Wednesday, April 20, 2022

family + friends reading

 Here's Kieran Press-Reynolds with his latest piece for No Bells - looking at how Spotify's creation of a "Webcore" playlist lumps together a whole bunch of different online microgenres, collapsing their distinctness into meaningless mush, and what the consequences might be for those mushed. That reminded me of how "electronica" became a marketing term in late-90s America and similarly conflated UK + Euro sounds with discrete histories, vibes and functions. Kieran comes up with a bunch of parallels himself while continuing his cartography of the constantly mutating, subdividing, splintering and recombining genrescape of the 2020s. 

Over at his new-ish website, David Stubbs takes a delightful memory-lane trip through his earliest days as a music journalist - making the jump from Monitor to Melody Maker, via the briefest of interludes at Arthur Young.  The Wing Commander deftly weaves together the vivid immediacy of those halcyon days (so young, we were, and so full of ourselves) with the hindsight wisdom and uncertainties of age. 

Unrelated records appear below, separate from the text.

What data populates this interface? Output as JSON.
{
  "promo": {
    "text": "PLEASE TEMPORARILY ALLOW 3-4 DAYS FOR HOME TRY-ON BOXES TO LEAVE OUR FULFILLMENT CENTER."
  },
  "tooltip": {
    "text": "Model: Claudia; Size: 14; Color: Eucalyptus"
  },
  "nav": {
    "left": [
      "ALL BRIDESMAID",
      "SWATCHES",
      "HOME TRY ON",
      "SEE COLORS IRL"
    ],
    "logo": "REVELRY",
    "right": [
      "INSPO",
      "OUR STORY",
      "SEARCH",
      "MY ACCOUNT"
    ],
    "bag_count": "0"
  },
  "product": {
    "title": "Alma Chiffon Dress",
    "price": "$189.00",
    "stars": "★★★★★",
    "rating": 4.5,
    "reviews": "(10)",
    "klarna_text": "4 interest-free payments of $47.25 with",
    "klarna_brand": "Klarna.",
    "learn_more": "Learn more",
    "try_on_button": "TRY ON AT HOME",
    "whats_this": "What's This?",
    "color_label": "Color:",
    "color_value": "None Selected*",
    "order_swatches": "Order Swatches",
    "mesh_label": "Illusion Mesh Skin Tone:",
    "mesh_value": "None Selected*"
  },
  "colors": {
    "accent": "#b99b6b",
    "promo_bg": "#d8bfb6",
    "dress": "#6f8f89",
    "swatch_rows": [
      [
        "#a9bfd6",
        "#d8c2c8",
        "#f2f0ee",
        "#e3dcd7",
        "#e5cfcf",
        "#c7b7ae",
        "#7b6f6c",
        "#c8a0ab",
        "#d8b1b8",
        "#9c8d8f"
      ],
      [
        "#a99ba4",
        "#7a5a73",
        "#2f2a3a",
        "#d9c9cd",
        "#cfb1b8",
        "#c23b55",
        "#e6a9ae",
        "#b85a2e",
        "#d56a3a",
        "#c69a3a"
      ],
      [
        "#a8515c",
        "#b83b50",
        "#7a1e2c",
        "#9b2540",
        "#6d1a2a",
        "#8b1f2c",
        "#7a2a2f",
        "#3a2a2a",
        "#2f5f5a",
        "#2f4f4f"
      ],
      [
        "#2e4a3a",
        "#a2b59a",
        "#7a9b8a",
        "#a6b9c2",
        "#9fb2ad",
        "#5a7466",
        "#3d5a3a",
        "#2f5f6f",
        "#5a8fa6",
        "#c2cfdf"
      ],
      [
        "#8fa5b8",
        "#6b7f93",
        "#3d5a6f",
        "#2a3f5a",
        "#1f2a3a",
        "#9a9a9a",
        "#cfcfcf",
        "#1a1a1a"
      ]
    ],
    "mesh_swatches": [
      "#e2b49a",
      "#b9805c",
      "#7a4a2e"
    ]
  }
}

I do not know Hari Kunzru well - I think we met just the once - but I've often thought that we seem to be on a similar wavelength, going by the kind of things he writes about in his novels. Still, I was startled when Melody Maker and The Young Gods popped up in his new piece  "Broken Links" for Harper's -  a meditation / taking-stock of the effects of the internet on culture, memory and desire, starting with the realisation that "I've now spent more of my life online than off".